Also they claim that sampling from some distribution q and taking a stochastic gradient step computed from the partial posterior, they are able to compute the Jacobian for this step. This however is impossible because the gradient step is not bijective. Consider for example a univariate Gaussian distribution and taking a gradient step. You could end up at the mode from two values of equal log posterior density and equally large gradients pointing towards the mode. But if you can end up at the mode from two different points, then the gradient step is not injective and thus definitely not bijective. Hence no computable Jacobian transformation. I hit upon the same problem in my early ideas for Gradient Importance Sampling, which is why in that algorithm the gradient is not used for an optimization step after sampling but rather to inform the sampling distribution.

A further problem is that they seem to assume that evaluating the log posterior of only part of the data represents an unbiased estimate of the log posterior using all of the data. This is not true, in fact using minibatches can introduce small sampling bias – this being the reason that Consensus Monte Carlo introduces a Jackknife debiasing procedure and the motivation behind Heiko Strathmanns work on removing subsampling bias in MCMC for big data (another example being the paper on tall data by Remi Bardenet, Arnaud Doucet and Chris Holmes).

Finally, and I’ll end here, they state that a limitation of their method might be that

using only a single sample to estimate both the expected likelihood as well as the entropy of an entire distribution will necessarily have high variance under some circumstances

This is understating things – I’m not sure a single sample will have finite variance at all.

I really hope that they can improve on this work, but it won’t be a piece of cake.

EDIT:  I talked to David Duvenaud at his poster at a NIPS workshop today.
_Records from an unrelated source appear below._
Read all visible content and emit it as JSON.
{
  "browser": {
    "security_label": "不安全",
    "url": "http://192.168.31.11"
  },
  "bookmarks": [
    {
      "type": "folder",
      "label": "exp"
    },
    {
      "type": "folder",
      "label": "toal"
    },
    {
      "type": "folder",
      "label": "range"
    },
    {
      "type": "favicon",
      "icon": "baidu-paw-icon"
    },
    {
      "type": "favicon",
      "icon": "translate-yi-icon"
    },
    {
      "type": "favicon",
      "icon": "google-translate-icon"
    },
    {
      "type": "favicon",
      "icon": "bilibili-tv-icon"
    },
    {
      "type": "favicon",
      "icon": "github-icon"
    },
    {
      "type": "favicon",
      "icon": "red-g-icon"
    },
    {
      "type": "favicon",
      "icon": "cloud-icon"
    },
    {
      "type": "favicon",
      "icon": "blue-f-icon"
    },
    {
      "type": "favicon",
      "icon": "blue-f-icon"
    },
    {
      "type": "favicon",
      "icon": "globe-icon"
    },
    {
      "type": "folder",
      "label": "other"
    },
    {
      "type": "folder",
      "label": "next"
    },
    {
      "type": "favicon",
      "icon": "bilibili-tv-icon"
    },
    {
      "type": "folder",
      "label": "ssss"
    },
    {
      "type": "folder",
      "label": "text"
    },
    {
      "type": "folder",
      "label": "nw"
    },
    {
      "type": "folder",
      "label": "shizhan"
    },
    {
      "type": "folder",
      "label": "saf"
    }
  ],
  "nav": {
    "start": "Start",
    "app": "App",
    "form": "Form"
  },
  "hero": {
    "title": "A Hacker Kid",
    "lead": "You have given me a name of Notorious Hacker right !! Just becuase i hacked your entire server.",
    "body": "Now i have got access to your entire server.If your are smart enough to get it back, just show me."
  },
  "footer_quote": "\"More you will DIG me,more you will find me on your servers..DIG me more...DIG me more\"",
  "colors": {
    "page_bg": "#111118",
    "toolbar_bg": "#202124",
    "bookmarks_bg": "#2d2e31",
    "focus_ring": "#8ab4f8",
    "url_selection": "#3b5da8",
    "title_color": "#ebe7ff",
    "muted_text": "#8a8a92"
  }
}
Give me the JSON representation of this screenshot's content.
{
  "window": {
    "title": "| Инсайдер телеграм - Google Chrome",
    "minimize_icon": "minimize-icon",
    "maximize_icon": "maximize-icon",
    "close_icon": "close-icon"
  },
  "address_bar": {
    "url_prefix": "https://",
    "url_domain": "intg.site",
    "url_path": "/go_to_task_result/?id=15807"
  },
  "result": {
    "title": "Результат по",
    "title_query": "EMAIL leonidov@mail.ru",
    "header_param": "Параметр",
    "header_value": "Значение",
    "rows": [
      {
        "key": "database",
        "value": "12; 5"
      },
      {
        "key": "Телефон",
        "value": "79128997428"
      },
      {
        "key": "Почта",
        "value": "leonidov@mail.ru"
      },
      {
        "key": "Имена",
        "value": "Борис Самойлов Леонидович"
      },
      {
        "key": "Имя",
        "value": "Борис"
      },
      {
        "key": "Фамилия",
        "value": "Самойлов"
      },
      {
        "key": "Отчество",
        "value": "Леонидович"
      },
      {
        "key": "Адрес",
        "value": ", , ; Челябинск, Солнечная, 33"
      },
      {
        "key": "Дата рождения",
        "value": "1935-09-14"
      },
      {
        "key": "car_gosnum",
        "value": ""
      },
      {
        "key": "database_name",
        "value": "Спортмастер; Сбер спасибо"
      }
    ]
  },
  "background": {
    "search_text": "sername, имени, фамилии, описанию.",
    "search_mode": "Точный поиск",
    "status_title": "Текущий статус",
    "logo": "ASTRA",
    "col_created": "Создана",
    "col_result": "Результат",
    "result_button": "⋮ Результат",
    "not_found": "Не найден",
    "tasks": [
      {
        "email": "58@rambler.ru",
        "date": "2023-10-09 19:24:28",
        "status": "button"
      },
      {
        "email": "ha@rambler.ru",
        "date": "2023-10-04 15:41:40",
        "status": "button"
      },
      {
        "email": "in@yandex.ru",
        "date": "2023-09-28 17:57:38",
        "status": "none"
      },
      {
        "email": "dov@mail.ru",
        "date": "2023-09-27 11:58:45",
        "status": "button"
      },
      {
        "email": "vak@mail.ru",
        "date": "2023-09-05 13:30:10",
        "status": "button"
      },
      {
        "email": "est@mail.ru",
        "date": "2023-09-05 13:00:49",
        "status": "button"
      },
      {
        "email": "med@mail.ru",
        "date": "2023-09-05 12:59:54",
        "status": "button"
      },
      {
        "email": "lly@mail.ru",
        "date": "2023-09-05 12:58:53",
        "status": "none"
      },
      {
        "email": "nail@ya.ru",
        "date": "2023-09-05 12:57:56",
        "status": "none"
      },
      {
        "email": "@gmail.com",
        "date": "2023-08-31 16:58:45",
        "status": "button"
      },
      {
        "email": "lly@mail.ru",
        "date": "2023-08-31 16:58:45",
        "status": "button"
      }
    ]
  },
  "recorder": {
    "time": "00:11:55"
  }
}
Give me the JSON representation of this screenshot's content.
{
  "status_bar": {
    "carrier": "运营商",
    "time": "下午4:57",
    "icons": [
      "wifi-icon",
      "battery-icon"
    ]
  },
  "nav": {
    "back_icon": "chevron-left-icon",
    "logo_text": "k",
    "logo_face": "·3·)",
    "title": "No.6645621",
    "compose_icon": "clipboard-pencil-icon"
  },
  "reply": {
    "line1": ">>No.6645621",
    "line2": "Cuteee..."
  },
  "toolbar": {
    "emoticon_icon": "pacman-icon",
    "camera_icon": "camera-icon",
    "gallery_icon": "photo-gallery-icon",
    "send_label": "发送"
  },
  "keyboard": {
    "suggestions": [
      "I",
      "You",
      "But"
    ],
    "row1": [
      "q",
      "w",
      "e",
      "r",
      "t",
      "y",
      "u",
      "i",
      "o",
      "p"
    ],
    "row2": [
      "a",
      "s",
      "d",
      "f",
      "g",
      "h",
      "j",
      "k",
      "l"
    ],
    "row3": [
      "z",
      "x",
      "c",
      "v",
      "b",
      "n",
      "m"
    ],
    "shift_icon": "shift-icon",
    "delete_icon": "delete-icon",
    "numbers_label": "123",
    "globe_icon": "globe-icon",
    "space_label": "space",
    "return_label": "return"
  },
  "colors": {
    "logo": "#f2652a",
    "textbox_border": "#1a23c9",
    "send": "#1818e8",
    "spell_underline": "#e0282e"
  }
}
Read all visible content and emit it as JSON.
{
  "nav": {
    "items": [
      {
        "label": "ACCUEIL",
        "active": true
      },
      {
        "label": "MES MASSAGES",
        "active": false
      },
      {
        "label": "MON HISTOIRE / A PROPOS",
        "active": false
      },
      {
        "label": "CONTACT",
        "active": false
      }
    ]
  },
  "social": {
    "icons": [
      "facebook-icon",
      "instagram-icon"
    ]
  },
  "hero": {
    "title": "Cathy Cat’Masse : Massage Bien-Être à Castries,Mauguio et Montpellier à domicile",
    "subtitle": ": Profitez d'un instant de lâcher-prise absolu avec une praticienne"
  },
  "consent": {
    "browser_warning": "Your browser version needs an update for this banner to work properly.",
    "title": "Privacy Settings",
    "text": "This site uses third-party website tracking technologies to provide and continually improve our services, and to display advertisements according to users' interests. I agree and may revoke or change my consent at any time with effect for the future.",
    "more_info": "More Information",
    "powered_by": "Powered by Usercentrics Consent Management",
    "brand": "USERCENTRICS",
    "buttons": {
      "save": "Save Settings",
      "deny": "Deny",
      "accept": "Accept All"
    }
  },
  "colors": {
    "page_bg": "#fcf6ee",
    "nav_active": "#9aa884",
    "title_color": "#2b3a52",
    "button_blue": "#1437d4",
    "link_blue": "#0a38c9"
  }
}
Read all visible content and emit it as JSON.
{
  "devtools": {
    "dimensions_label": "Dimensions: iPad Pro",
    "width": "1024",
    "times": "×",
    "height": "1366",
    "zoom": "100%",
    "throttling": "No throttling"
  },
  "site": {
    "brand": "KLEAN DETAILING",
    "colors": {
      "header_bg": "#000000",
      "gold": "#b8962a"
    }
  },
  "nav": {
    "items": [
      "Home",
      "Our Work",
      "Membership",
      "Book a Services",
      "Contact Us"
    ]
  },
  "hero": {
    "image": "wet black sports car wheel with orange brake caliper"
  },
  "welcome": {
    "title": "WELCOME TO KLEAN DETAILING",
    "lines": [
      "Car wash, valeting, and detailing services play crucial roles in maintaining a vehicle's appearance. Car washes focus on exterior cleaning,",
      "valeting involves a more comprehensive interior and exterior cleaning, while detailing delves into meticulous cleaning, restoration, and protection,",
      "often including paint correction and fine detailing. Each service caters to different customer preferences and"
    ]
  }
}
While I still think my objections are valid, I was harsher than I wished I had been (I wanted to be constructive, but I just have no idea how one could proceed and ended up just criticizing, which must have been very frustrating). Just to clarify: even when you do not end up at the mode after a gradient step, the step still is not invertible, resulting in it being not bijective.